Ussery, meanwhile, left the Mavericks in 2015 to take a job as president of Under Armour. The accusations started piling up there, too, and Ussery left the company only two months after he arrived.
The Hallmarks of Bad Culture
The striking thing about the allegations against Ussery and the Mavericks is that they feel so familiar. A powerful CEO takes liberties with younger, less powerful female employees. Investigations happen, but don’t result in discipline against offenders. Other executives work to neutralize the employees making allegations, rather than the employee causing them.
That plotline is no different than what we’ve heard about Fox News and Bill O’Reilly; the Today Show and Matt Lauer; the Weinstein Co. and Harvey Weinstein; or Wynn Resorts and Steve Wynn.

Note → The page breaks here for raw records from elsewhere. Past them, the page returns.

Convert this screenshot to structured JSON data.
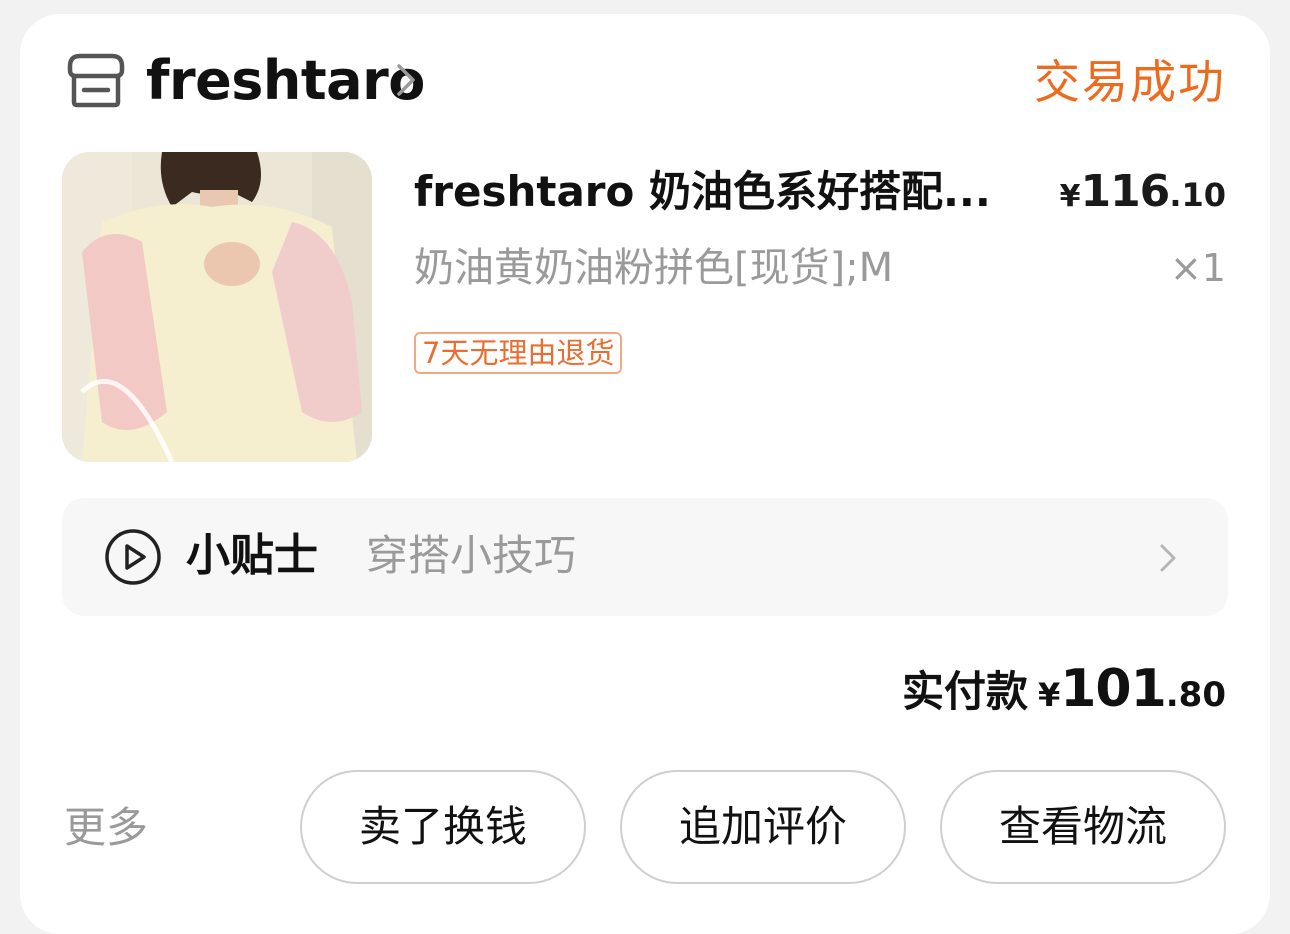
{
  "shop": {
    "name": "freshtaro",
    "status": "交易成功",
    "status_color": "#ee6a1e",
    "icon": "store-icon"
  },
  "product": {
    "title": "freshtaro 奶油色系好搭配...",
    "price_symbol": "¥",
    "price_int": "116",
    "price_dec": ".10",
    "variant": "奶油黄奶油粉拼色[现货];M",
    "quantity": "×1",
    "return_tag": "7天无理由退货"
  },
  "tips": {
    "label": "小贴士",
    "subtitle": "穿搭小技巧",
    "icon": "play-circle-icon"
  },
  "payment": {
    "label": "实付款",
    "symbol": "¥",
    "amount_int": "101",
    "amount_dec": ".80"
  },
  "footer": {
    "more": "更多",
    "buttons": [
      "卖了换钱",
      "追加评价",
      "查看物流"
    ]
  }
}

We can distill that dysfunction into three key problems.
First, these organizations have unchecked senior executives — charismatic, larger-than-life figures who dazzle their peers and superiors, which leaves them in excellent position to abuse subordinates. The best way to prevent that is for the board to establish strong governing structures around senior executives, so that personal misconduct automatically triggers extra oversight or discipline. Ignore those structural checks, and trouble brews. (I explored this concept in a post several weeks ago about Steve Wynn and his feckless board.)

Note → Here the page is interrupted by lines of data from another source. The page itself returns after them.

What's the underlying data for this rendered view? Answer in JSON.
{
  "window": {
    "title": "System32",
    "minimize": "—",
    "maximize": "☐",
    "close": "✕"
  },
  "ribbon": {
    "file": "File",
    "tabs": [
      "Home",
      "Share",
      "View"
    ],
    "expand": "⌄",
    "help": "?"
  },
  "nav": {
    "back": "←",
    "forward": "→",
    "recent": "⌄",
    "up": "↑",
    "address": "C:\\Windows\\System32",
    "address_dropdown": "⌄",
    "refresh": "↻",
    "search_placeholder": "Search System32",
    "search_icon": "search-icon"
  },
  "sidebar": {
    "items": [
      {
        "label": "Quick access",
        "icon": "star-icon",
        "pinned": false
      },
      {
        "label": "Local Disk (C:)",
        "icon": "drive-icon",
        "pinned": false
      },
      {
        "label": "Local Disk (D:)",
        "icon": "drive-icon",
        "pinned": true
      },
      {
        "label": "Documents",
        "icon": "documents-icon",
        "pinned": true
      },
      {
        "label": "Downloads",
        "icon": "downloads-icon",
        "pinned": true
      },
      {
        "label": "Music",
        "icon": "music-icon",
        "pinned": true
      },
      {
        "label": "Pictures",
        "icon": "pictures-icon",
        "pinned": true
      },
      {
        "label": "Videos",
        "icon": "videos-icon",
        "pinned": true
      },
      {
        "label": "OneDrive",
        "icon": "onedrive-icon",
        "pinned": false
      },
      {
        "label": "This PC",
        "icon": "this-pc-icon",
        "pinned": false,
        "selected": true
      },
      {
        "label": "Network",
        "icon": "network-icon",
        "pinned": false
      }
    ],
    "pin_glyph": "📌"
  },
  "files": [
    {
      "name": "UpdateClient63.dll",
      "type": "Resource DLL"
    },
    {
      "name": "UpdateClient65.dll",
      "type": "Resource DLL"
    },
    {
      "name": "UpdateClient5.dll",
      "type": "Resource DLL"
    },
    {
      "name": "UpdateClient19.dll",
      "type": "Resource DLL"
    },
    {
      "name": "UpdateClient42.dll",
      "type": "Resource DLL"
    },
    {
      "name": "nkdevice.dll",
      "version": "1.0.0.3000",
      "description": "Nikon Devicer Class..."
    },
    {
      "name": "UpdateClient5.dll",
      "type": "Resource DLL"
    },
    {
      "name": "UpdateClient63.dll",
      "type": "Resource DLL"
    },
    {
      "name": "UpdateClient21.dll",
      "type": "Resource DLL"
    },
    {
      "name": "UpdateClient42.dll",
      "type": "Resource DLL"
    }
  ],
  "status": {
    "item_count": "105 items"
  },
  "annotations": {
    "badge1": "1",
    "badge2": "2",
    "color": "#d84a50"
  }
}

Second, the organizations have flawed reporting mechanisms that don’t send allegations of misconduct to people empowered to do something about them. Sure, the Mavericks hired Pittman to watch Ussery for signs of trouble — but when the head of HR reports to the CEO, the company cannot investigate allegations against the CEO effectively. Instead, the HR function ends up protecting the senior executive rather than rooting out misconduct. This is why an independent chief ethics and compliance officer is so important.
Third, the organizations allow a culture of protection to fester. This results from the first two mistakes. When a Second Line of Defense function like HR protects senior management rather than hold senior management accountable, executives in the First Line of Defense see that behavior and emulate it. That’s how you get a vice president of marketing yelling at his subordinates when they try to speak up about the CEO being a grab-happy creep.
Enter the Cuban
Can team owner Mark Cuban salvage this mess? That remains unclear. He claims that he only paid attention to basketball operations, and didn’t know team executives ran the business end of the team like a frat house. Consider his statement to Sports Illustrated:
“I was involved in basketball operations, but other than getting the financials and reports, I was not involved in the day to day [of the business side] at all. That’s why I just deferred. I let people do their jobs. And if there were anything like this at all I was supposed to be made aware, obviously I was not.”
That’s believable, because Cuban does obsess over those things that interest him and ignores others. Nobody has made any allegations against Cuban himself, and as soon as Cuban did discover what was amiss (via Sports Illustrated asking him for comment), he began firing people and implementing an ethics & compliance program.
It’s also possible that Cuban turned a blind eye to a nettlesome problem he didn’t want to deal with, and is scrambling now that the public is aware of the Mavericks’ problems.
My question: to whom will this new chief ethics & compliance officer report? If it’s the general counsel or CEO, that undermines the message Cuban wants to send. If it’s Cuban or the Mavericks board, that’s a good sign.
And whoever gets this job, we already know one other fact. He or she will be the hottest speaker on the compliance conference circuit by 2019.